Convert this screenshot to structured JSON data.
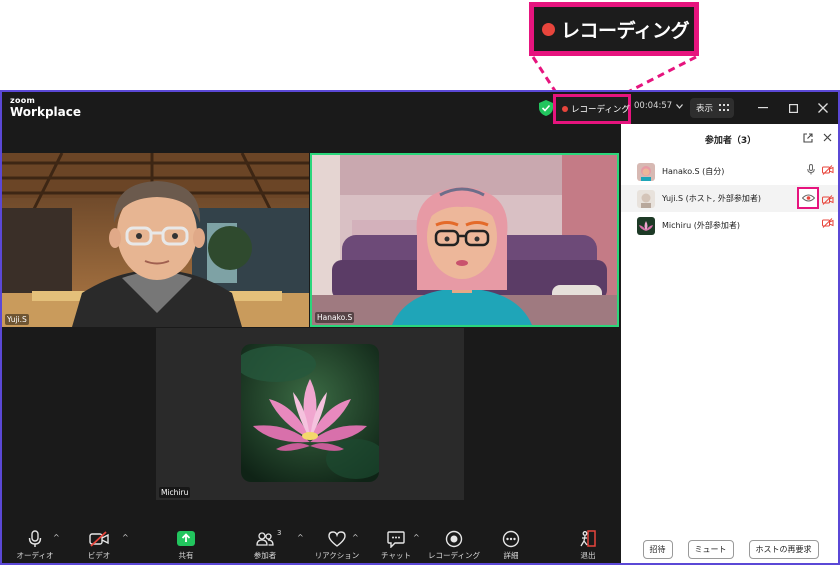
{
  "callout": {
    "label": "レコーディング"
  },
  "app": {
    "logo_line1": "zoom",
    "logo_line2": "Workplace"
  },
  "titlebar": {
    "recording_label": "レコーディング",
    "timer": "00:04:57",
    "view_label": "表示"
  },
  "tiles": {
    "yuji": "Yuji.S",
    "hanako": "Hanako.S",
    "michiru": "Michiru"
  },
  "toolbar": {
    "audio": "オーディオ",
    "video": "ビデオ",
    "share": "共有",
    "participants": "参加者",
    "participants_count": "3",
    "reactions": "リアクション",
    "chat": "チャット",
    "recording": "レコーディング",
    "details": "詳細",
    "leave": "退出"
  },
  "panel": {
    "title": "参加者（3）",
    "participants": [
      {
        "name": "Hanako.S (自分)"
      },
      {
        "name": "Yuji.S (ホスト, 外部参加者)"
      },
      {
        "name": "Michiru (外部参加者)"
      }
    ],
    "footer": {
      "invite": "招待",
      "mute": "ミュート",
      "reclaim_host": "ホストの再要求"
    }
  },
  "colors": {
    "highlight": "#e6147e",
    "record_red": "#e8453c",
    "active_speaker": "#2bd67b",
    "window_border": "#5b48d6",
    "share_green": "#22c55e"
  }
}
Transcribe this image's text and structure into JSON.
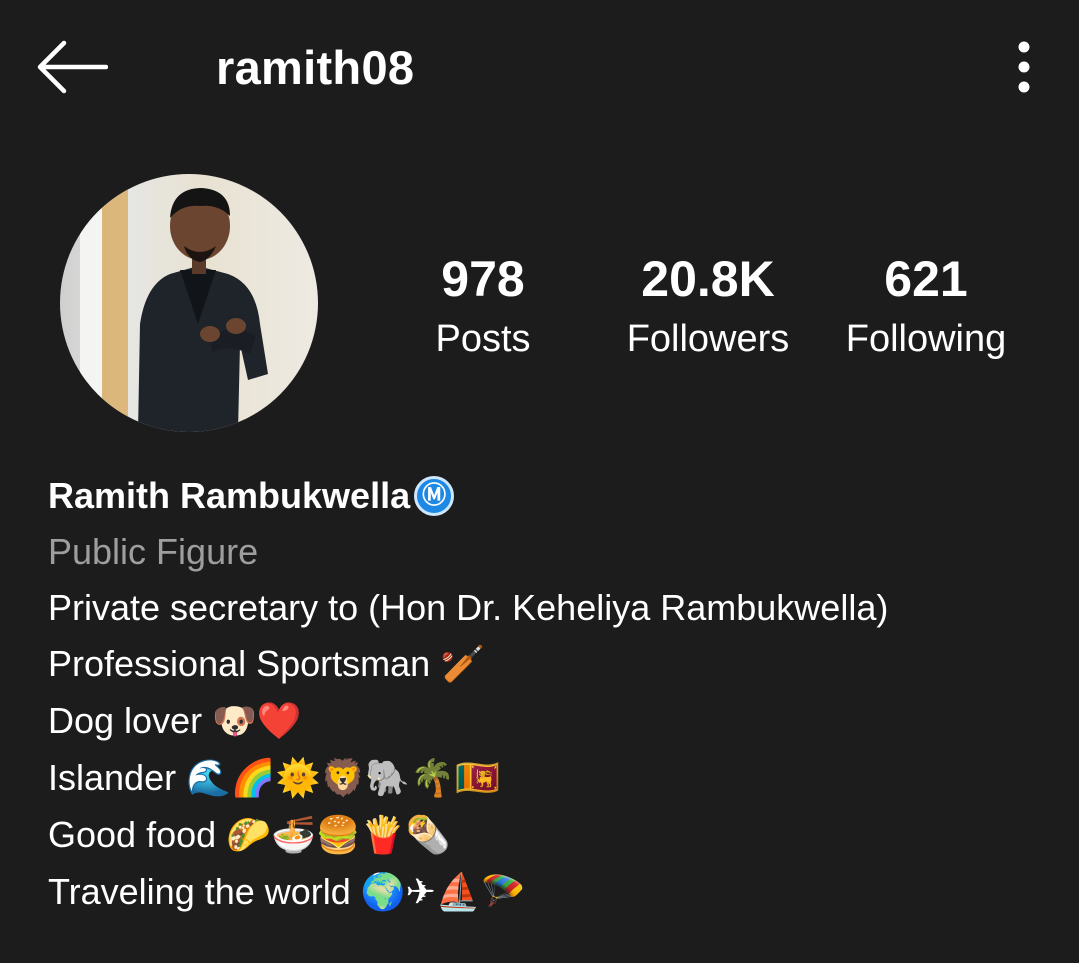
{
  "header": {
    "username": "ramith08",
    "back_icon": "arrow-left-icon",
    "menu_icon": "more-vertical-icon"
  },
  "profile": {
    "avatar_icon": "profile-photo",
    "stats": [
      {
        "value": "978",
        "label": "Posts"
      },
      {
        "value": "20.8K",
        "label": "Followers"
      },
      {
        "value": "621",
        "label": "Following"
      }
    ]
  },
  "bio": {
    "name": "Ramith Rambukwella",
    "badge": "Ⓜ",
    "category": "Public Figure",
    "lines": [
      {
        "text": "Private secretary to (Hon Dr. Keheliya Rambukwella)",
        "emoji": ""
      },
      {
        "text": "Professional Sportsman ",
        "emoji": "🏏"
      },
      {
        "text": "Dog lover ",
        "emoji": "🐶❤️"
      },
      {
        "text": "Islander ",
        "emoji": "🌊🌈🌞🦁🐘🌴🇱🇰"
      },
      {
        "text": "Good food ",
        "emoji": "🌮🍜🍔🍟🌯"
      },
      {
        "text": "Traveling the world ",
        "emoji": "🌍✈⛵🪂"
      }
    ]
  },
  "colors": {
    "background": "#1c1c1c",
    "text": "#ffffff",
    "muted": "#9e9e9e",
    "badge": "#1e88e5"
  }
}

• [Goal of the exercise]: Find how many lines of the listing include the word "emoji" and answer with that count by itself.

• [Exercise output]: 6